The blast tore through a club in a violent corner of Karachi when scores of people were playing cards and other gambling games, said police officer Irshad Sehar. He said it was not immediately clear whether the bomb was planted or thrown.

Provincial health minister Sagheer Ahmed said 15 people were killed and 35 injured. He said the perpetrators were likely “criminal or mafia elements,” not militants.

Karachi, a lawless city of around 16 million, often sees violent attacks by criminal and political gangs over the control of illegal businesses and protection rackets. Islamist militants have also carried several attacks there in recent years.

The Earth Day Today:

By Christina Wallace
The movement to expand the bottle bill to include a 5-cent deposit on water, sports drinks and other beverages is gaining momentum, with more than 160 cities and towns passing a resolution in support of the measure.

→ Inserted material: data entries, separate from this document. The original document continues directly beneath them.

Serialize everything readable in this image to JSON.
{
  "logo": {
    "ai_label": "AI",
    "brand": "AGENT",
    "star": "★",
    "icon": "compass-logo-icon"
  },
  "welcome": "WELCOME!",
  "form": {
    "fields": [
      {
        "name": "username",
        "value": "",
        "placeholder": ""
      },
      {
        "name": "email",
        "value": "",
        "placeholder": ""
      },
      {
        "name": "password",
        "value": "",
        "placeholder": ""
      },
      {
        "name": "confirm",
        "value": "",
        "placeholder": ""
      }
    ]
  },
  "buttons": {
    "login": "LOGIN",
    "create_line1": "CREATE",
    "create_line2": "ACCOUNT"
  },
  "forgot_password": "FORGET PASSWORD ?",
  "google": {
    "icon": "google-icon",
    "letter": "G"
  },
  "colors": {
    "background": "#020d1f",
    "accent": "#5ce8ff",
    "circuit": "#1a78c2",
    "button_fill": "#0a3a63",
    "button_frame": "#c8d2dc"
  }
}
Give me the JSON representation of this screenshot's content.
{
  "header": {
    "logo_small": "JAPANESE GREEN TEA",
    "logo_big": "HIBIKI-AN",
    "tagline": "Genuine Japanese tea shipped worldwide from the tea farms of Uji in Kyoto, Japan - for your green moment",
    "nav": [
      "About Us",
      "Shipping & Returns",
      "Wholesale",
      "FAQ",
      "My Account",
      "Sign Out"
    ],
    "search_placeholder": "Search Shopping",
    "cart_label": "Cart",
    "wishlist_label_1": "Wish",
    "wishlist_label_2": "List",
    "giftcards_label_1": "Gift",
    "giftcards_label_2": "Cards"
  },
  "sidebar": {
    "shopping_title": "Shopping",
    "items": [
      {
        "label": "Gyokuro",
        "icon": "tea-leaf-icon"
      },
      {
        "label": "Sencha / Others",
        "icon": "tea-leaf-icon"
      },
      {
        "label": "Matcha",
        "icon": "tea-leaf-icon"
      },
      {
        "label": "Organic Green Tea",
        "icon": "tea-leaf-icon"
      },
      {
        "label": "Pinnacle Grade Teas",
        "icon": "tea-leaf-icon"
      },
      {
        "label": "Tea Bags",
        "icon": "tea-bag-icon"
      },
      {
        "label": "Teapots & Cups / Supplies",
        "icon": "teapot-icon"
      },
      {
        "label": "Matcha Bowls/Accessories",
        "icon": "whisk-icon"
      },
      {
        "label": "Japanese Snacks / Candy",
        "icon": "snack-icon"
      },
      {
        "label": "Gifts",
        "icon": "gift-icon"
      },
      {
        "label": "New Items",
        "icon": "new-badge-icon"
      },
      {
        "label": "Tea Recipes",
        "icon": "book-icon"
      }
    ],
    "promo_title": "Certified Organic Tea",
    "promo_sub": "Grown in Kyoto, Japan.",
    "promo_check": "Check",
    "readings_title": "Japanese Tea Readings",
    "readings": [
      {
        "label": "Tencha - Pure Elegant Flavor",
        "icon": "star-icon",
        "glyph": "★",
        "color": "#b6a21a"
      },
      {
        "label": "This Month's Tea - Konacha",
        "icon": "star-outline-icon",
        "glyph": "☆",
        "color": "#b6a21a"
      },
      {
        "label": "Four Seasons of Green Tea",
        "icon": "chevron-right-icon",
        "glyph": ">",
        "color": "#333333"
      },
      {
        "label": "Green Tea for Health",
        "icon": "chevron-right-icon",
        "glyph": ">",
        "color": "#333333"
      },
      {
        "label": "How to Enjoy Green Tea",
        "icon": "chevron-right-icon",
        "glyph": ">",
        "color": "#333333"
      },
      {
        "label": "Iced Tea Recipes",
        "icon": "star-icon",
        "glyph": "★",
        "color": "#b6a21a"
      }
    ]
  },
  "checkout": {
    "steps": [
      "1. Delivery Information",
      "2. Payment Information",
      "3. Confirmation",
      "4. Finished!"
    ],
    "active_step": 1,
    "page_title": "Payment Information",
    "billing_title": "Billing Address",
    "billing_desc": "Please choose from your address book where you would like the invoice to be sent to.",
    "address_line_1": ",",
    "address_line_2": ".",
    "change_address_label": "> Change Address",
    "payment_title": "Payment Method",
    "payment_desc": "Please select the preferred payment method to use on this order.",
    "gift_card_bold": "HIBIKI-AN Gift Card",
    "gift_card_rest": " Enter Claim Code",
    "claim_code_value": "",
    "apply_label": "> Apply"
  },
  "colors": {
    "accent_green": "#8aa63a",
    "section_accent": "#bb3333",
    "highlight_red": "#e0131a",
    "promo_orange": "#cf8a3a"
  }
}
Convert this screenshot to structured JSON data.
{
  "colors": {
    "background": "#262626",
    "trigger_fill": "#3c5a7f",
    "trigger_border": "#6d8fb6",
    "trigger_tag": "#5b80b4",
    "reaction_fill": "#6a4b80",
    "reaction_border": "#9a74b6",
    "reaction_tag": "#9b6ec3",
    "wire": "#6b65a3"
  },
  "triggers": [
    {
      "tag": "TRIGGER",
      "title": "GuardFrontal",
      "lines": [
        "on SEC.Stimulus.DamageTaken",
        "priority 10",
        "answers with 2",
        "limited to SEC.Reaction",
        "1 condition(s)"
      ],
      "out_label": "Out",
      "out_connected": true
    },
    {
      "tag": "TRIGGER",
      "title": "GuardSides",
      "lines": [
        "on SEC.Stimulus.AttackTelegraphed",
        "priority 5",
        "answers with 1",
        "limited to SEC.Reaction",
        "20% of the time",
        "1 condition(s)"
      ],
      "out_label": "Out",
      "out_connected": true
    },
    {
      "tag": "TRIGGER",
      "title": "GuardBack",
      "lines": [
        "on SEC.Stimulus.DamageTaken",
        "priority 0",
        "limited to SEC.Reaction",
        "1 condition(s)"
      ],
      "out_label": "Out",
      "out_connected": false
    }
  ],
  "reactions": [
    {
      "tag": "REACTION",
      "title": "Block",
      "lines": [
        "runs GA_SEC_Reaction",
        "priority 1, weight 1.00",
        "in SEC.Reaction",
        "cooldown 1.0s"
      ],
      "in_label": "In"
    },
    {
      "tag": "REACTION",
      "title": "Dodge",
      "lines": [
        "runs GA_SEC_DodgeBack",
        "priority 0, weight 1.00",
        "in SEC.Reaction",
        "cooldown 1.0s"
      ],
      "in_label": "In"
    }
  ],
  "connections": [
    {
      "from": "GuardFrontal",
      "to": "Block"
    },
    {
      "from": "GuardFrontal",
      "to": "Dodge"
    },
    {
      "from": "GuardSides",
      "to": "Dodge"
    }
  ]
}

Last week, the Boston City Council voted to back the bill, following in the footsteps of Brookline, which approved the resolution in March. The bill has been languishing on Beacon Hill since it was introduced in 1996 and is awaiting a hearing date for this legislative session.

Gov. Deval Patrick has also come out in favor of the bill, claiming the deposit will motivate more people to recycle and save cities and towns millions of dollars in disposal costs annually. Currently, water, juice and sports drinks make up more than 30 percent of the state’s beverage consumption, according to the Massachusetts Department of Environmental Protection.

However, several groups are against the proposed law, including the Massachusetts Food Association, which represents supermarkets. The association argues it is costly and a health concern to bring additional used bottles that contain waste and other bacteria into food stores.

“Members tell us about finding liquid in the cans, vermin, bugs, needles — all sorts of things that aren’t conducive to running a food store,” said Chris Flynn, president of the Massachusetts Food Association.

Nickel deposits

In addition to expanding the 5-cent deposit to water, juice and other beverages, the bill calls for the reinstatement of the Clean Environment Fund, which directs the state to use all forfeited deposits for environmental and recycling initiatives.

“The bottle bill is the single most successful recycling tool in the state. This will reduce litter and expand recycling.” –Janet Domenitz, executive director of Massachusetts Public Interest Research Group, a consumer advocacy group.